Cup 11 | Van Redin


"What you will be in five years depends on two things: the people you meet and the books you read." ~ Twyla Tharp

This quote, specifically the people parth, that inspired the start of 52 Cups of Coffee and of all the people I’ve had coffee with, it seems the most true for Cup 11, Van Redin, in Austin, Texas.

You may have never heard Van Redin’s name, but you’ve certainly seen his work. As a still photographer specializing in the Motion Picture Industry he has worked on over 60 major feature films including: Rushmore, Rudy, Office Space, and Lord of the Rings over the course of a successful 20 year career. See his fantastic work here.

Working as a still photographer, Van takes photos of film scenes and studio shoots, which are used to create press and publicity for the film. This includes movie covers, posters, billboards and still shots used in print and online articles.

I found Van through a mutual friend, B A Kane (or as Van knows her, Betty Ann—her real name; she picked up B A as a nickname in college). B A volunteered to connect us after seeing I was going to the SXSW Interactive Festival via Facebook.
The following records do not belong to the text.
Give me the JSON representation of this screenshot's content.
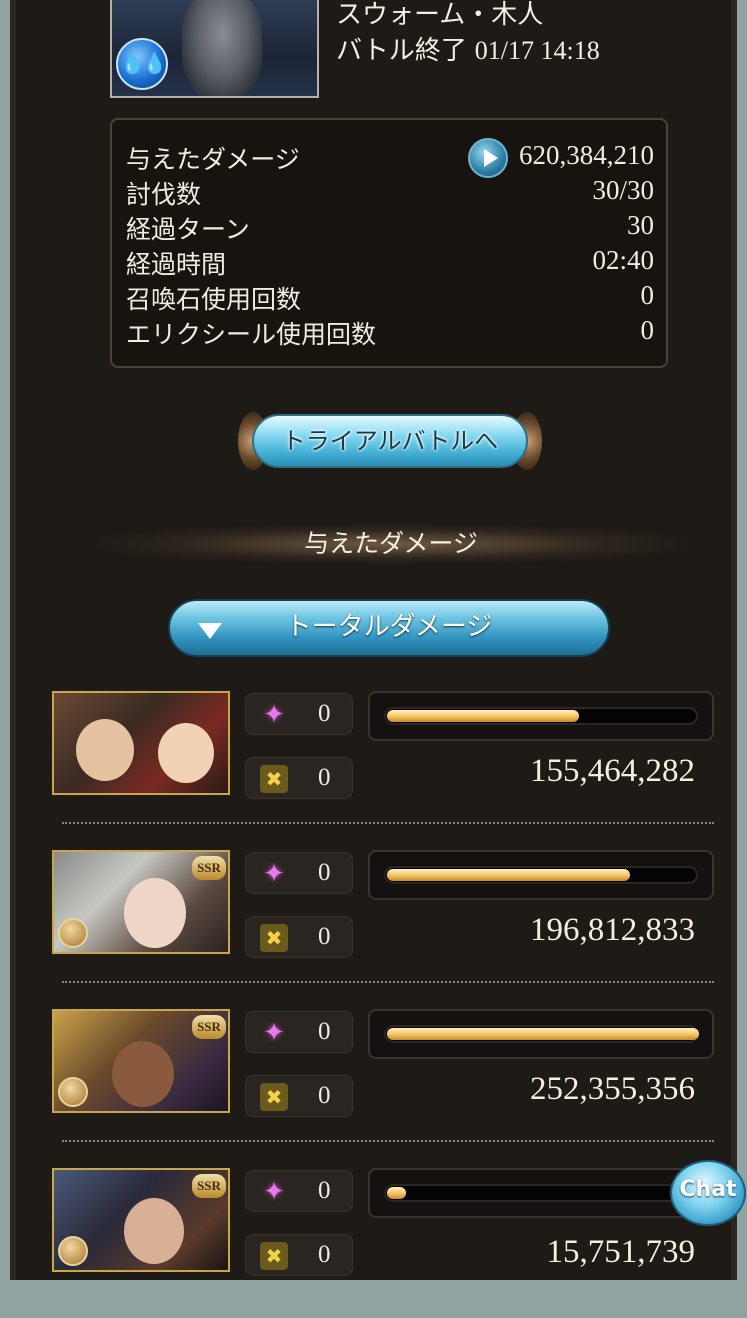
{
  "header": {
    "quest_name": "スウォーム・木人",
    "battle_end_label": "バトル終了",
    "timestamp": "01/17 14:18",
    "element_icon": "water-icon"
  },
  "stats": [
    {
      "label": "与えたダメージ",
      "value": "620,384,210"
    },
    {
      "label": "討伐数",
      "value": "30/30"
    },
    {
      "label": "経過ターン",
      "value": "30"
    },
    {
      "label": "経過時間",
      "value": "02:40"
    },
    {
      "label": "召喚石使用回数",
      "value": "0"
    },
    {
      "label": "エリクシール使用回数",
      "value": "0"
    }
  ],
  "trial_button_label": "トライアルバトルへ",
  "damage_section_title": "与えたダメージ",
  "total_damage_button_label": "トータルダメージ",
  "characters": [
    {
      "ssr": "",
      "ability_count": "0",
      "chain_count": "0",
      "damage": "155,464,282",
      "bar_fraction": 0.616
    },
    {
      "ssr": "SSR",
      "ability_count": "0",
      "chain_count": "0",
      "damage": "196,812,833",
      "bar_fraction": 0.78
    },
    {
      "ssr": "SSR",
      "ability_count": "0",
      "chain_count": "0",
      "damage": "252,355,356",
      "bar_fraction": 1.0
    },
    {
      "ssr": "SSR",
      "ability_count": "0",
      "chain_count": "0",
      "damage": "15,751,739",
      "bar_fraction": 0.062
    }
  ],
  "chat_button_label": "Chat",
  "colors": {
    "background": "#1e1a16",
    "bar_fill": "#f3c461",
    "accent_blue": "#49b4d8"
  }
}
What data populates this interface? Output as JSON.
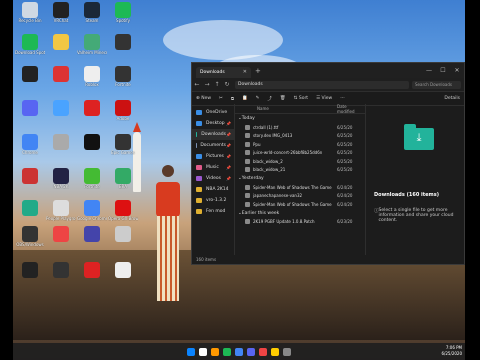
{
  "desktop_icons": [
    {
      "label": "Recycle Bin",
      "color": "#cfd8e3"
    },
    {
      "label": "VRChat",
      "color": "#222"
    },
    {
      "label": "Steam",
      "color": "#1b2838"
    },
    {
      "label": "Spotify",
      "color": "#1db954"
    },
    {
      "label": "Download Spotify",
      "color": "#1db954"
    },
    {
      "label": "",
      "color": "#f2c744"
    },
    {
      "label": "Valheim Minecraft",
      "color": "#4a7"
    },
    {
      "label": "",
      "color": "#333"
    },
    {
      "label": "",
      "color": "#222"
    },
    {
      "label": "",
      "color": "#d33"
    },
    {
      "label": "Roblox",
      "color": "#eee"
    },
    {
      "label": "Fortnite",
      "color": "#333"
    },
    {
      "label": "",
      "color": "#5865f2"
    },
    {
      "label": "",
      "color": "#4aa3ff"
    },
    {
      "label": "",
      "color": "#d22"
    },
    {
      "label": "Adobe",
      "color": "#c11"
    },
    {
      "label": "Chrome",
      "color": "#4285f4"
    },
    {
      "label": "",
      "color": "#aaa"
    },
    {
      "label": "",
      "color": "#111"
    },
    {
      "label": "Epic Games",
      "color": "#333"
    },
    {
      "label": "",
      "color": "#c33"
    },
    {
      "label": "NBA 2K",
      "color": "#224"
    },
    {
      "label": "Fortnite",
      "color": "#4b3"
    },
    {
      "label": "ERA",
      "color": "#3a6"
    },
    {
      "label": "",
      "color": "#2a8"
    },
    {
      "label": "People Playground",
      "color": "#ddd"
    },
    {
      "label": "Google Chrome",
      "color": "#4285f4"
    },
    {
      "label": "Opera GX Browser",
      "color": "#d11"
    },
    {
      "label": "OBS/Windows",
      "color": "#333"
    },
    {
      "label": "",
      "color": "#e44"
    },
    {
      "label": "",
      "color": "#44a"
    },
    {
      "label": "",
      "color": "#ccc"
    },
    {
      "label": "",
      "color": "#222"
    },
    {
      "label": "",
      "color": "#333"
    },
    {
      "label": "",
      "color": "#d22"
    },
    {
      "label": "",
      "color": "#eee"
    }
  ],
  "explorer": {
    "tab_title": "Downloads",
    "address": "Downloads",
    "search_placeholder": "Search Downloads",
    "toolbar": {
      "new": "New",
      "sort": "Sort",
      "view": "View",
      "details": "Details"
    },
    "nav_items": [
      {
        "label": "OneDrive",
        "color": "#3a8ee6"
      },
      {
        "label": "Desktop",
        "color": "#3a8ee6"
      },
      {
        "label": "Downloads",
        "color": "#22b39b"
      },
      {
        "label": "Documents",
        "color": "#7a8fb0"
      },
      {
        "label": "Pictures",
        "color": "#3a8ee6"
      },
      {
        "label": "Music",
        "color": "#e05a8a"
      },
      {
        "label": "Videos",
        "color": "#9b59d0"
      },
      {
        "label": "NBA 2K14",
        "color": "#e0b030"
      },
      {
        "label": "vro-1.3.2",
        "color": "#e0b030"
      },
      {
        "label": "Fen mod",
        "color": "#e0b030"
      }
    ],
    "columns": {
      "name": "Name",
      "date": "Date modified"
    },
    "groups": [
      {
        "label": "Today",
        "files": [
          {
            "name": "ctrdall (1).ttf",
            "date": "6/25/20"
          },
          {
            "name": "story.dex IMG_0413",
            "date": "6/25/20"
          },
          {
            "name": "Ppu",
            "date": "6/25/20"
          },
          {
            "name": "juice-wrld-concert-26bbf8b25dd6n",
            "date": "6/25/20"
          },
          {
            "name": "black_widow_2",
            "date": "6/25/20"
          },
          {
            "name": "black_widow_21",
            "date": "6/25/20"
          }
        ]
      },
      {
        "label": "Yesterday",
        "files": [
          {
            "name": "Spider-Man Web of Shadows The Game",
            "date": "6/24/20"
          },
          {
            "name": "japanechapanese-van32",
            "date": "6/24/20"
          },
          {
            "name": "Spider-Man Web of Shadows The Game",
            "date": "6/24/20"
          }
        ]
      },
      {
        "label": "Earlier this week",
        "files": [
          {
            "name": "2K19 PGBF Update 1.0.8.Patch",
            "date": "6/23/20"
          }
        ]
      }
    ],
    "details_title": "Downloads (160 items)",
    "details_info": "Select a single file to get more information and share your cloud content.",
    "status": "160 items"
  },
  "taskbar": {
    "icons": [
      "#0a84ff",
      "#ffffff",
      "#ff9900",
      "#1db954",
      "#4285f4",
      "#5865f2",
      "#e44",
      "#ffcc00",
      "#888"
    ],
    "time": "7:06 PM",
    "date": "6/25/2020"
  }
}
Van and B A forged their friendship in 5th grade and they spent their high school years together in rural Texas—long before Hollywood was on his radar.


Van walked into the crowded Starbucks south of the downtown Austin with sunglasses, a relaxed demeanor and authentic Texas drawl. We found coffee and a table and started our conversation. It began with stories about B A and their Texas childhood before shifting to the movie industry—which as it turns out, was never his career plan.

It happened because of a connection:

My first job was at the Capitol for the House of Representatives. I was a photographer so that enabled me to meet a lot of people that helped me out in the long run. I got into the movie business because I knew a girl who was a script supervisor. She had done a bunch of movies and she invited me up to the set to do Tender Mercies’ stuff, hang out on Tender Mercies with Bobby (Robert) Duvall and Sally Field. So, that’s the first movie I ever went out on set, I think, first feature, anyway. And then, met Duvall, and kind of got to be friends with him. I’ve done probably ten picture with him now.

While a lucky break led to his first movie opportunity helped him start his career, it was hard word and persistence that made it a successful one:

I had to go out to L.A. and live there for a couple of years to make it happen. You got to go out to L.A. and call on all the right people and have a lot of persistence to keep calling. Then you do a really good job and you give the people you work with a little gift at the end; let them know that you want to work with them again.

In short, his success came from working hard and treating people right. He stayed in touch with people he worked with and used those connections to generate more job opportunities. When I asked Van the secret to success, his answer was simple and straightforward:

I can say it’s all about meeting people and treating them good. Taking advantage of your opportunities. It’s simple but very true. Most people appreciate that. There’s not much more to it than that.

Although it’s not always easy:

The opportunities aren’t always ideal or fun. When you’re working hard trying to make a name for yourself you come across jobs you don’t necessarily want to do.

A lot of people don’t follow through. They get tired of it all. They think an opportunity is a phony deal, or they have to do something that they don’t want to do. Like, “I am not going to do that.” Oh well, you got to do a lot of things that you don’t want to do sometimes.

(Hear Van, in his own words, talk about what makes a good photographer.)

Like movie actors, he’ll work on projects for months at a time often working long hours and traveling across the country (and sometimes the globe) for shoots. It’s contract work, which means Van’s next gig is never guaranteed, his livelihood is based on his ability to continue to book new jobs.

The connections he has, the connections he fosters, are vital because when people need to fill a job, they first look at the people they already know—the people they enjoyed working with the last time. And because Van treats people right (and produces good work) people want to continue working with him—it is his secret to making it in the movie industry.

Really, it’s the secret to making it in any industry.


52 Cups of Coffee has always been about meeting new people and building connections; yet, very few conversation have directly focused on how building the right connections allow people to build their best lives. That was what I most appreciated about my conversation with Van.

The simple reality is that every person we meet has the opportunity to change us. Every person knows something, someone or some opportunity that could be a lucky break that gets you closer to what you want in life.

So treat the people you meet well.

What you will be in five years depends on it.